Working data:

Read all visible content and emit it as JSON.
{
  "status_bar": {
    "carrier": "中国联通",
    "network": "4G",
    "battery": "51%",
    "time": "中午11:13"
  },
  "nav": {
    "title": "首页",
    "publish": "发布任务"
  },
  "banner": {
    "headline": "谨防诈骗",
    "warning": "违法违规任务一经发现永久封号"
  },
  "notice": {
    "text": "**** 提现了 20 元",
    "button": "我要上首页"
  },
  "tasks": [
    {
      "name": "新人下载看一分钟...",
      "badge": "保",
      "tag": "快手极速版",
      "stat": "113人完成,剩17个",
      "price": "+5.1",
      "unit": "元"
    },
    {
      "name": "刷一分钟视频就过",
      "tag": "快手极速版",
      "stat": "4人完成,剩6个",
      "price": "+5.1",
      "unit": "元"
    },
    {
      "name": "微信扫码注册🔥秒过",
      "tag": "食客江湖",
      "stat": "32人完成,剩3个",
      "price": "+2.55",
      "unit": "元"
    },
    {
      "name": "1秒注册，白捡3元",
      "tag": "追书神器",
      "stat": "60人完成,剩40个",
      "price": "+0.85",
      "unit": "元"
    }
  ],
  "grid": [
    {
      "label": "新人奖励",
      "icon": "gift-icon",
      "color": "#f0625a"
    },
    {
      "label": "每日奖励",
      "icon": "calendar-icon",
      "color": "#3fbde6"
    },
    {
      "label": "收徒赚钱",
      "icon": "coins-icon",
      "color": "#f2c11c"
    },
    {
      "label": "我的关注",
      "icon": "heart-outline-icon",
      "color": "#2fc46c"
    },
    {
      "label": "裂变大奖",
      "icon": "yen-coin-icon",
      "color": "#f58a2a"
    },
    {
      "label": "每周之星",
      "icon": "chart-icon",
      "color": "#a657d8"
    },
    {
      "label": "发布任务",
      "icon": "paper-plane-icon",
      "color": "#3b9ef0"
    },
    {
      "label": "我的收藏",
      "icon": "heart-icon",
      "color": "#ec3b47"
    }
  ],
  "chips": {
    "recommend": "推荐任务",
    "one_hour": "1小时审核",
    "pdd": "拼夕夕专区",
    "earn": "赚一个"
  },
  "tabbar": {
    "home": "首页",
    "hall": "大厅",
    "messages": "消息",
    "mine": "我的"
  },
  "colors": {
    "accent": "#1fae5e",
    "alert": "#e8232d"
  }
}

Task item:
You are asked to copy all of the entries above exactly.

Task answer:
Read all visible content and emit it as JSON.
{
  "status_bar": {
    "carrier": "中国联通",
    "network": "4G",
    "battery": "51%",
    "time": "中午11:13"
  },
  "nav": {
    "title": "首页",
    "publish": "发布任务"
  },
  "banner": {
    "headline": "谨防诈骗",
    "warning": "违法违规任务一经发现永久封号"
  },
  "notice": {
    "text": "**** 提现了 20 元",
    "button": "我要上首页"
  },
  "tasks": [
    {
      "name": "新人下载看一分钟...",
      "badge": "保",
      "tag": "快手极速版",
      "stat": "113人完成,剩17个",
      "price": "+5.1",
      "unit": "元"
    },
    {
      "name": "刷一分钟视频就过",
      "tag": "快手极速版",
      "stat": "4人完成,剩6个",
      "price": "+5.1",
      "unit": "元"
    },
    {
      "name": "微信扫码注册🔥秒过",
      "tag": "食客江湖",
      "stat": "32人完成,剩3个",
      "price": "+2.55",
      "unit": "元"
    },
    {
      "name": "1秒注册，白捡3元",
      "tag": "追书神器",
      "stat": "60人完成,剩40个",
      "price": "+0.85",
      "unit": "元"
    }
  ],
  "grid": [
    {
      "label": "新人奖励",
      "icon": "gift-icon",
      "color": "#f0625a"
    },
    {
      "label": "每日奖励",
      "icon": "calendar-icon",
      "color": "#3fbde6"
    },
    {
      "label": "收徒赚钱",
      "icon": "coins-icon",
      "color": "#f2c11c"
    },
    {
      "label": "我的关注",
      "icon": "heart-outline-icon",
      "color": "#2fc46c"
    },
    {
      "label": "裂变大奖",
      "icon": "yen-coin-icon",
      "color": "#f58a2a"
    },
    {
      "label": "每周之星",
      "icon": "chart-icon",
      "color": "#a657d8"
    },
    {
      "label": "发布任务",
      "icon": "paper-plane-icon",
      "color": "#3b9ef0"
    },
    {
      "label": "我的收藏",
      "icon": "heart-icon",
      "color": "#ec3b47"
    }
  ],
  "chips": {
    "recommend": "推荐任务",
    "one_hour": "1小时审核",
    "pdd": "拼夕夕专区",
    "earn": "赚一个"
  },
  "tabbar": {
    "home": "首页",
    "hall": "大厅",
    "messages": "消息",
    "mine": "我的"
  },
  "colors": {
    "accent": "#1fae5e",
    "alert": "#e8232d"
  }
}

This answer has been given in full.